We worked around this problem by designing an experiment enabling indirect measurement of protein binding. We monitored their diffusion time in a confocal volume through RICS (Raster Image Correlation Spectroscopy).
Rani said, “At first, it was tough to capture images of fluorescent proteins in the solution. Only after trying the procedure a couple of times we could generate reliable data for analysis”.
The team also tested for toxicity of the oligomers resulting from the interaction between β2-microglobulin and ⍺-synuclein in a human neuroblastoma cell line, SHSY-5Y, but found no toxicity. Intrigued by the chaperone-like action of β2-microglobulin, the authors analysed its potential to disrupt preformed ⍺-synuclein amyloids. However, their findings revealed that β2-microglobulin could not disintegrate preformed amyloids.
The findings from this study may guide the future development of potential therapies against Parkinson’s disease targeting a specific region of ⍺-synuclein, which can halt amyloid formation akin to the observed interaction between β2-microglobulin and ⍺-synuclein. Neha Jain, Associate Professor, IIT Jodhpur, and the corresponding author of the study, said,

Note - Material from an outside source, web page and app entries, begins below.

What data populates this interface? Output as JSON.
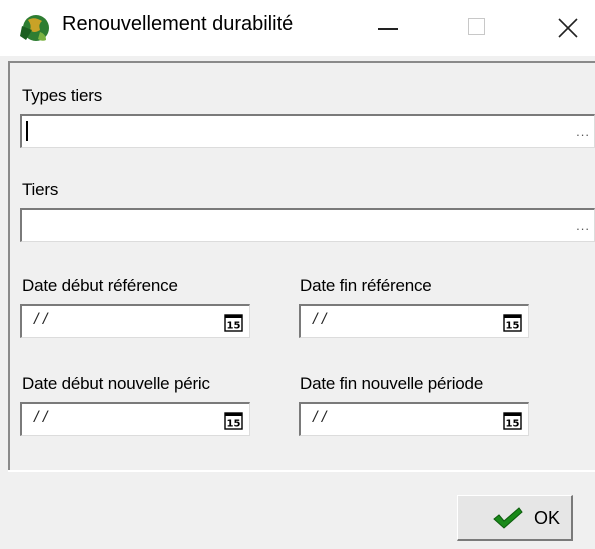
{
  "window": {
    "title": "Renouvellement durabilité",
    "icons": {
      "app": "app-globe-icon",
      "minimize": "minimize-icon",
      "maximize": "maximize-icon",
      "close": "close-icon"
    }
  },
  "form": {
    "types_tiers": {
      "label": "Types tiers",
      "value": "",
      "button": "..."
    },
    "tiers": {
      "label": "Tiers",
      "value": "",
      "button": "..."
    },
    "date_debut_reference": {
      "label": "Date début référence",
      "value": "/ /"
    },
    "date_fin_reference": {
      "label": "Date fin référence",
      "value": "/ /"
    },
    "date_debut_nouvelle_periode": {
      "label": "Date début nouvelle péric",
      "value": "/ /"
    },
    "date_fin_nouvelle_periode": {
      "label": "Date fin nouvelle période",
      "value": "/ /"
    },
    "calendar_icon": "calendar-icon"
  },
  "footer": {
    "ok_label": "OK",
    "ok_icon": "checkmark-icon"
  },
  "colors": {
    "dialog_bg": "#f0f0f0",
    "check_green": "#1a8a1a"
  }
}
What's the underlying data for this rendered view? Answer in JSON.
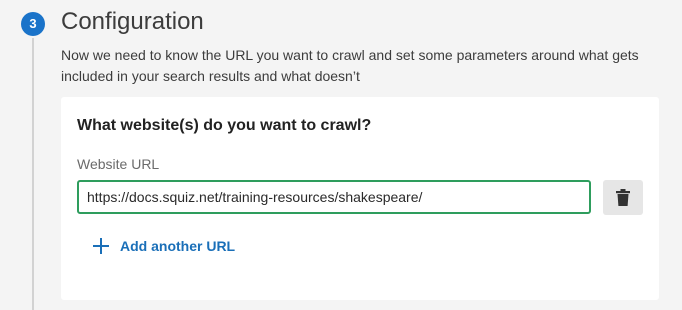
{
  "step": {
    "number": "3",
    "title": "Configuration",
    "description": "Now we need to know the URL you want to crawl and set some parameters around what gets included in your search results and what doesn’t"
  },
  "crawl_card": {
    "heading": "What website(s) do you want to crawl?",
    "url_field": {
      "label": "Website URL",
      "value": "https://docs.squiz.net/training-resources/shakespeare/"
    },
    "delete_icon": "trash-icon",
    "add_url": {
      "label": "Add another URL",
      "icon": "plus-icon"
    }
  },
  "colors": {
    "accent_blue": "#1a73c9",
    "input_focus_green": "#2e9d5d",
    "link_blue": "#1a6fb8"
  }
}
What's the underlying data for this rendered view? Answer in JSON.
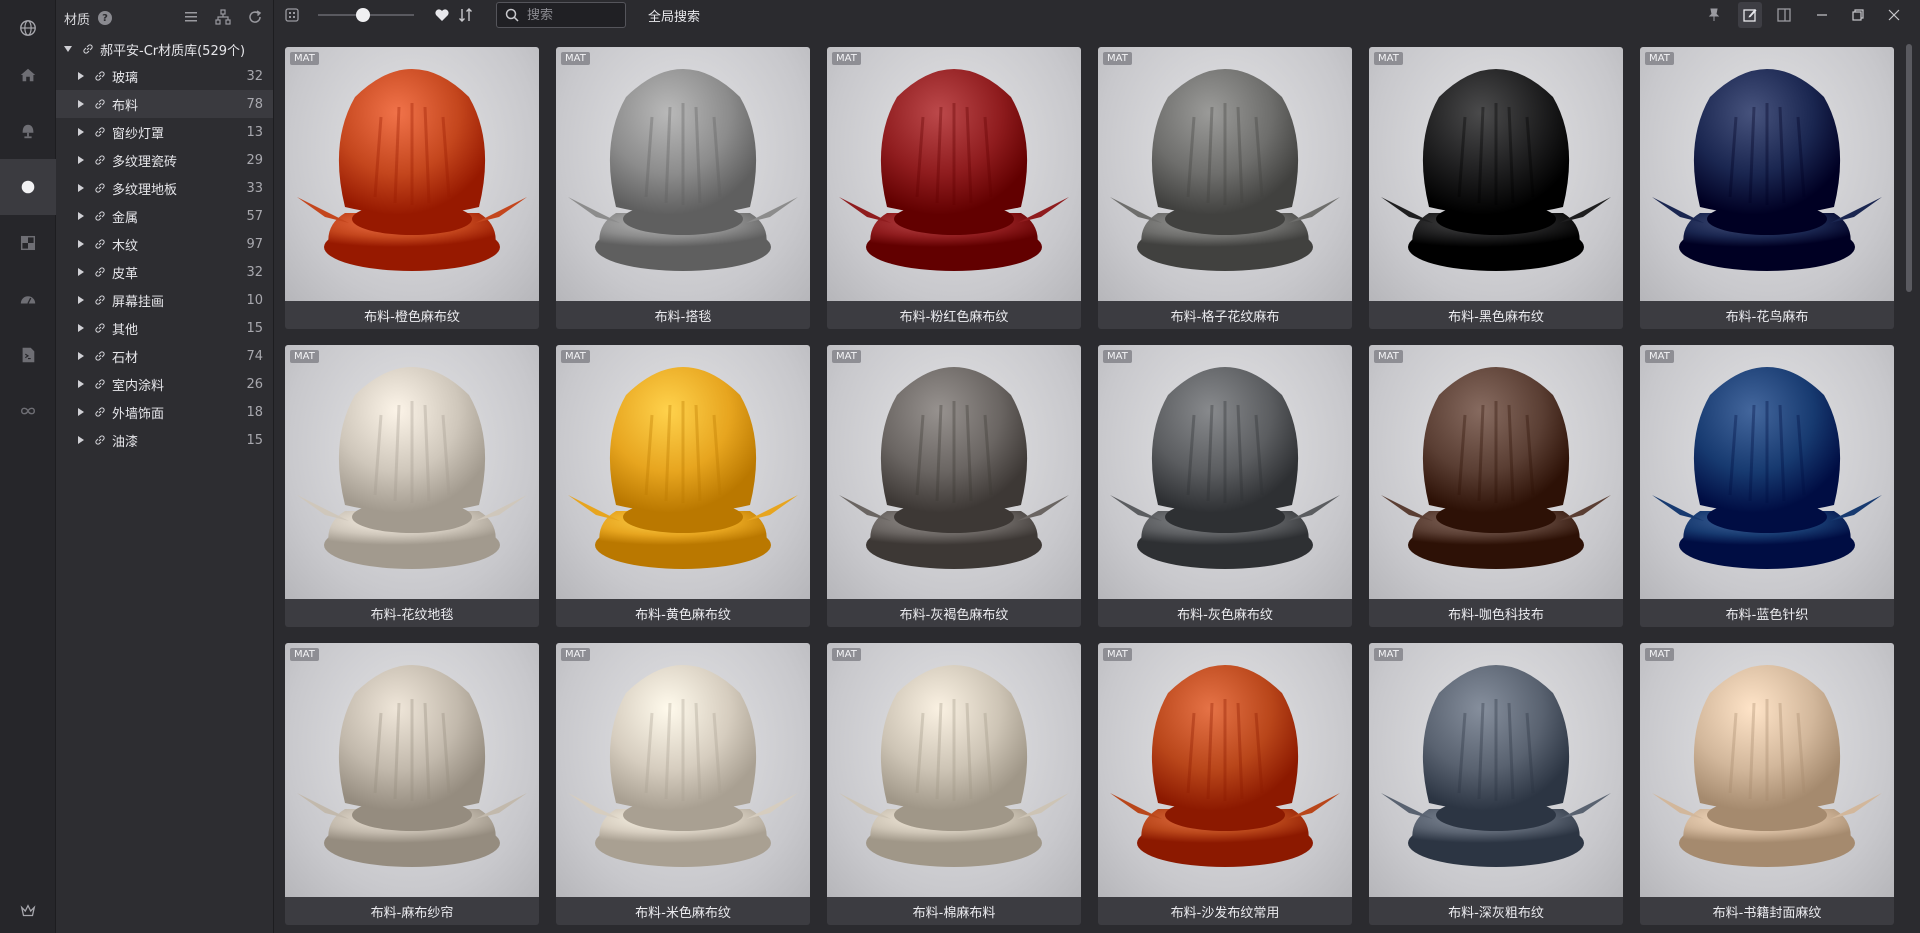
{
  "header": {
    "title": "材质",
    "help": "?"
  },
  "toolbar": {
    "search_placeholder": "搜索",
    "global_search": "全局搜索"
  },
  "tree": {
    "root": "郝平安-Cr材质库(529个)",
    "items": [
      {
        "label": "玻璃",
        "count": "32"
      },
      {
        "label": "布料",
        "count": "78"
      },
      {
        "label": "窗纱灯罩",
        "count": "13"
      },
      {
        "label": "多纹理瓷砖",
        "count": "29"
      },
      {
        "label": "多纹理地板",
        "count": "33"
      },
      {
        "label": "金属",
        "count": "57"
      },
      {
        "label": "木纹",
        "count": "97"
      },
      {
        "label": "皮革",
        "count": "32"
      },
      {
        "label": "屏幕挂画",
        "count": "10"
      },
      {
        "label": "其他",
        "count": "15"
      },
      {
        "label": "石材",
        "count": "74"
      },
      {
        "label": "室内涂料",
        "count": "26"
      },
      {
        "label": "外墙饰面",
        "count": "18"
      },
      {
        "label": "油漆",
        "count": "15"
      }
    ]
  },
  "grid": {
    "badge": "MAT",
    "cards": [
      {
        "label": "布料-橙色麻布纹",
        "color": "#c4461d"
      },
      {
        "label": "布料-搭毯",
        "color": "#8c8c8c"
      },
      {
        "label": "布料-粉红色麻布纹",
        "color": "#8f1c1e"
      },
      {
        "label": "布料-格子花纹麻布",
        "color": "#6e6e6c"
      },
      {
        "label": "布料-黑色麻布纹",
        "color": "#1e1e1f"
      },
      {
        "label": "布料-花鸟麻布",
        "color": "#1a2650"
      },
      {
        "label": "布料-花纹地毯",
        "color": "#cfc7bb"
      },
      {
        "label": "布料-黄色麻布纹",
        "color": "#e7a51f"
      },
      {
        "label": "布料-灰褐色麻布纹",
        "color": "#6a6562"
      },
      {
        "label": "布料-灰色麻布纹",
        "color": "#5b5d60"
      },
      {
        "label": "布料-咖色科技布",
        "color": "#5a3e33"
      },
      {
        "label": "布料-蓝色针织",
        "color": "#173a70"
      },
      {
        "label": "布料-麻布纱帘",
        "color": "#c2b9ac"
      },
      {
        "label": "布料-米色麻布纹",
        "color": "#d6cdbf"
      },
      {
        "label": "布料-棉麻布料",
        "color": "#cdc4b5"
      },
      {
        "label": "布料-沙发布纹常用",
        "color": "#b9461a"
      },
      {
        "label": "布料-深灰粗布纹",
        "color": "#596270"
      },
      {
        "label": "布料-书籍封面麻纹",
        "color": "#d2b79b"
      }
    ]
  }
}
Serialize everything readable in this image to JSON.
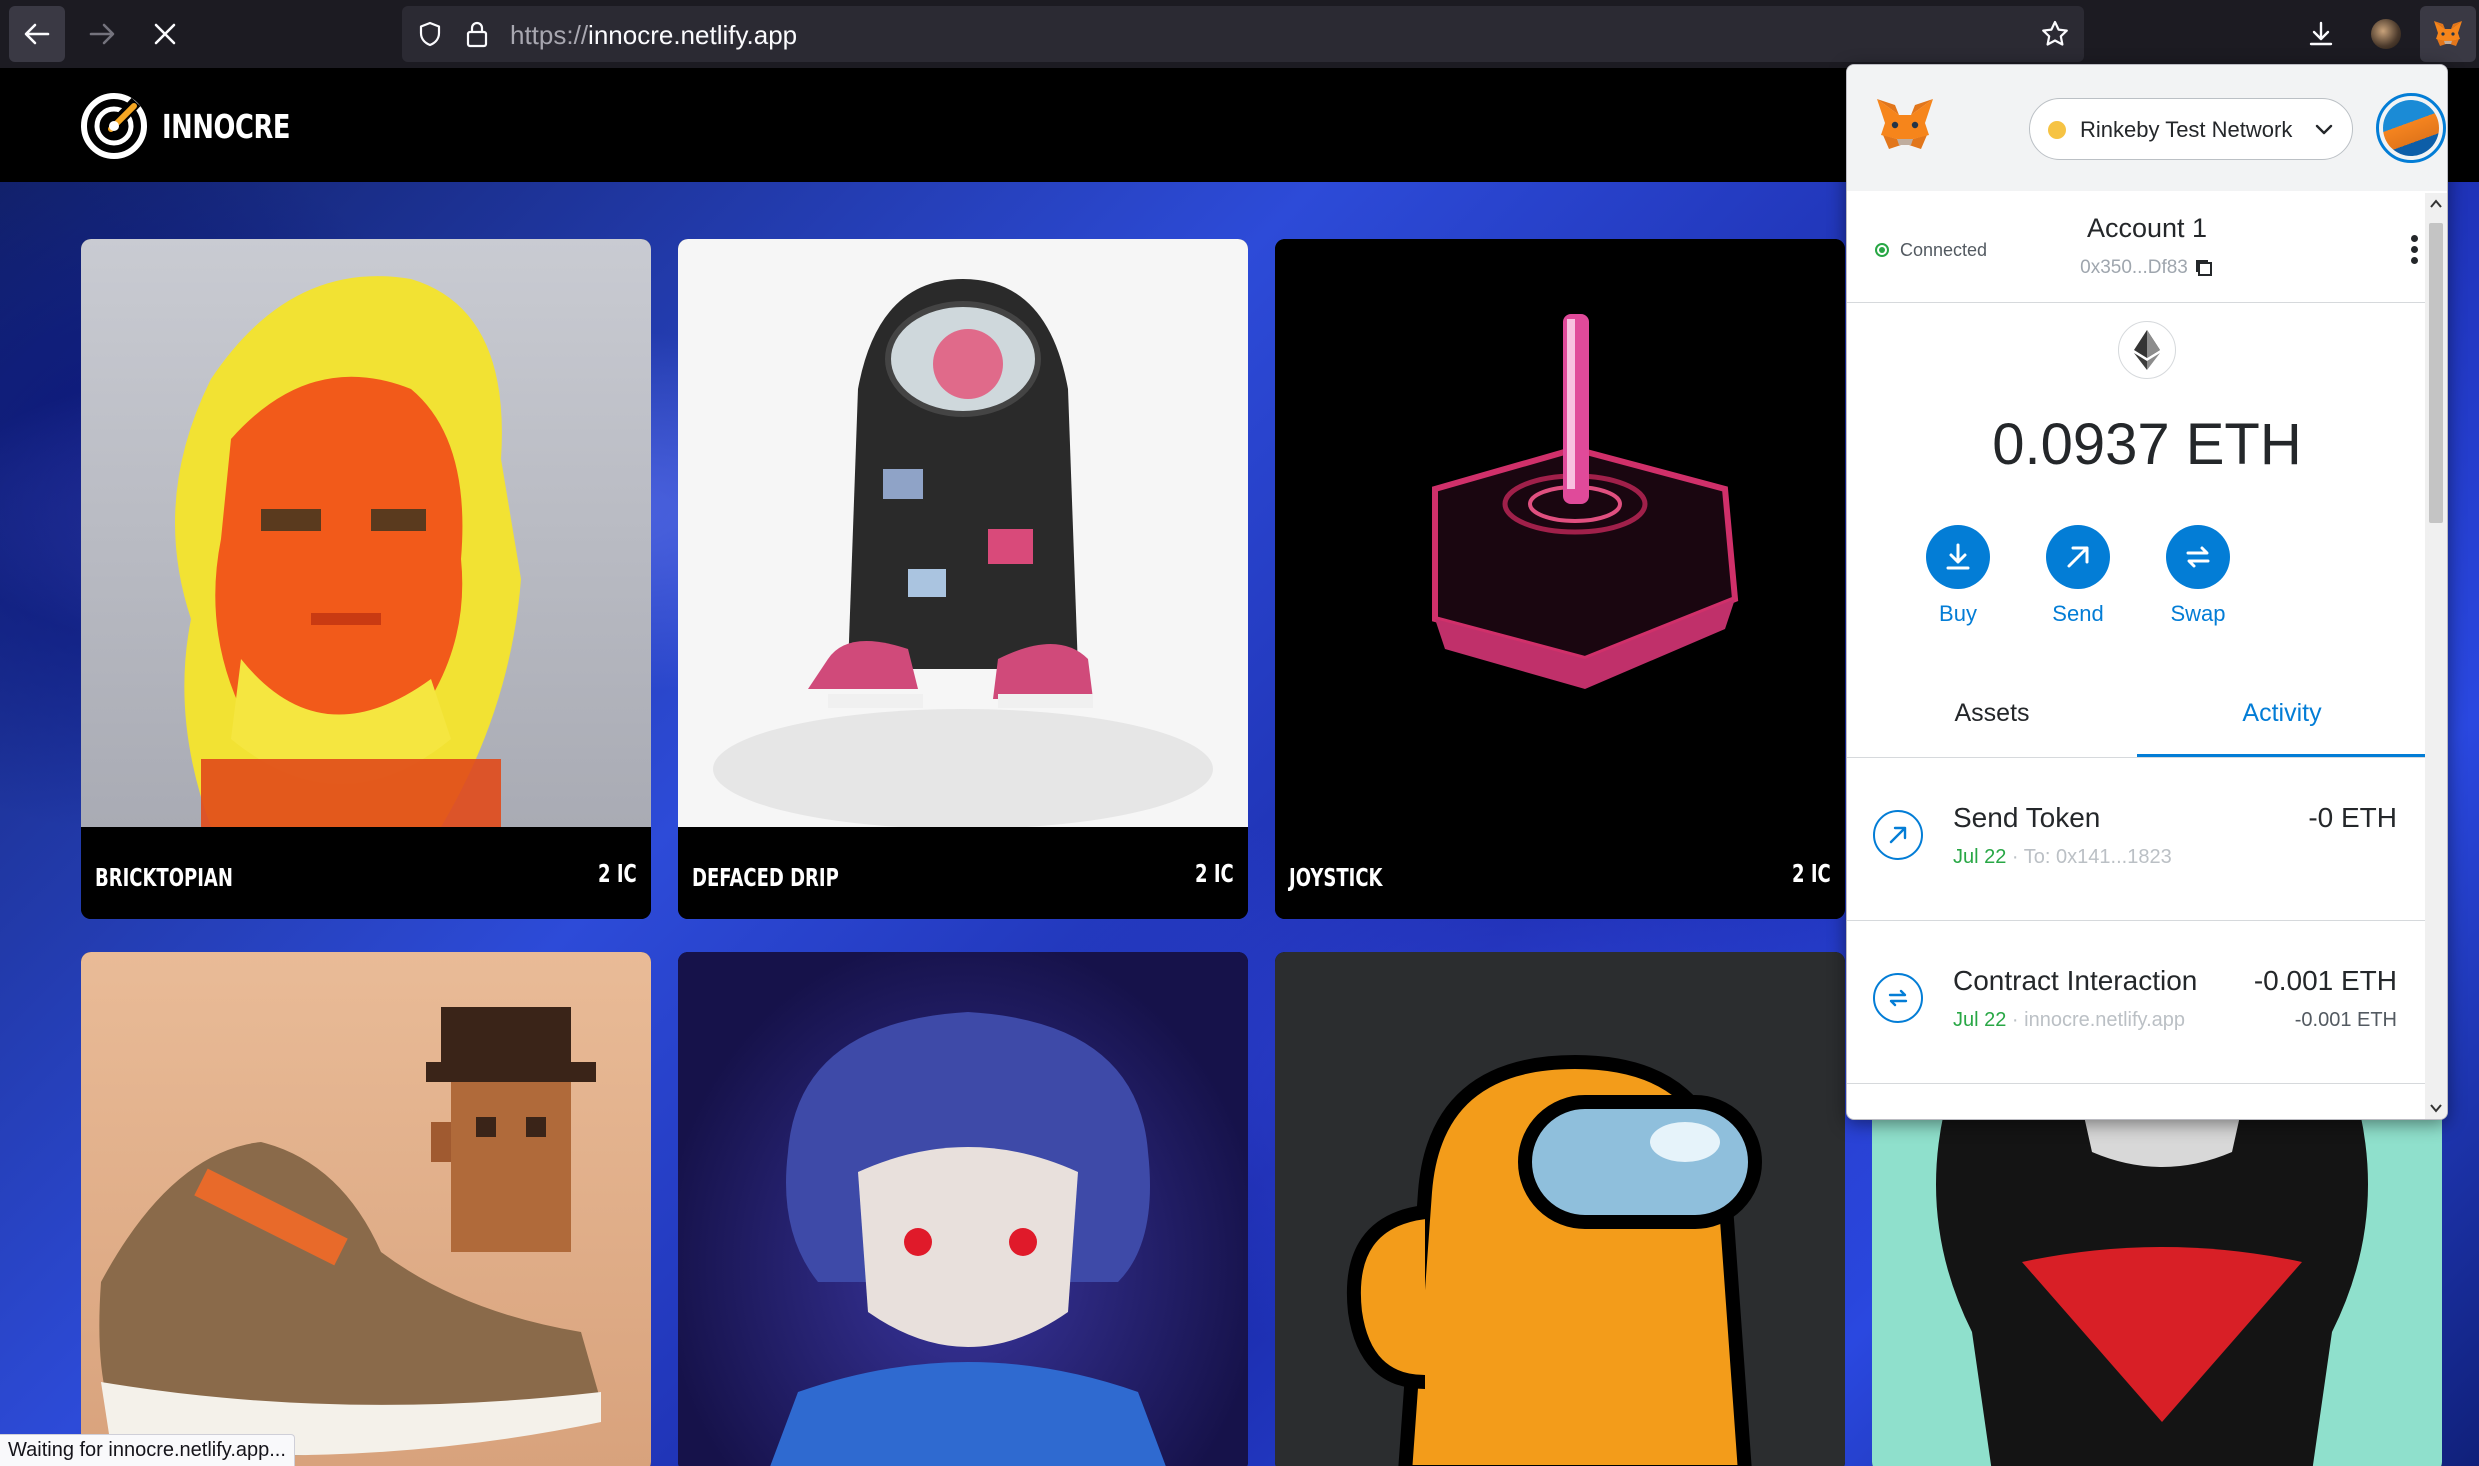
{
  "browser": {
    "url_scheme": "https://",
    "url_host": "innocre.netlify.app",
    "status_text": "Waiting for innocre.netlify.app..."
  },
  "site": {
    "brand": "INNOCRE",
    "cards": [
      {
        "title": "BRICKTOPIAN",
        "price": "2 IC"
      },
      {
        "title": "DEFACED DRIP",
        "price": "2 IC"
      },
      {
        "title": "JOYSTICK",
        "price": "2 IC"
      }
    ]
  },
  "metamask": {
    "network": "Rinkeby Test Network",
    "connection_status": "Connected",
    "account_name": "Account 1",
    "account_address": "0x350...Df83",
    "balance": "0.0937 ETH",
    "actions": {
      "buy": "Buy",
      "send": "Send",
      "swap": "Swap"
    },
    "tabs": {
      "assets": "Assets",
      "activity": "Activity"
    },
    "transactions": [
      {
        "name": "Send Token",
        "amount": "-0 ETH",
        "date": "Jul 22",
        "detail": "To: 0x141...1823",
        "secondary_amount": ""
      },
      {
        "name": "Contract Interaction",
        "amount": "-0.001 ETH",
        "date": "Jul 22",
        "detail": "innocre.netlify.app",
        "secondary_amount": "-0.001 ETH"
      }
    ]
  },
  "colors": {
    "metamask_accent": "#037dd6",
    "network_dot": "#f6c343",
    "connected": "#28a745",
    "page_background": "#2d4bd8"
  }
}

Our finding provides a lead for the design and development of anti-amyloid drugs as a therapeutic potential to treat amyloid-related neurodegenerative diseases. This will significantly change the dynamics of treatment.
Rani commented on the upcoming research, stating, “Our next step involves understanding the conformation fluctuations in β2-microglobulin and their impact on α‑synuclein amyloid assembly. A detailed understanding of the process will provide us with the opportunity to explore the missing link between systemic kidney-related diseases and increased risk of neurodegenerative diseases”.
Smriti Priya, Senior Scientist, CSIR-Indian Institute of Toxicology Research, Lucknow, who was not associated with the study, said, “The potential clinical relevance of the findings, as evidenced by the increased risk of Parkinson’s disease in patients with end-stage renal disease, adds an important dimension to the study. The use of AlphaFold2 and all-atom MD simulation to model the interaction between β2-microglobulin and ⍺-synuclein provides a cutting-edge approach to understanding protein interactions and their implications in disease pathogenesis. Furthermore, it demonstrates the integration of cutting-edge computational approaches with experimental data, highlighting the interdisciplinary nature of the study, which is crucial for gaining a comprehensive understanding of complex biological processes and disease mechanisms.”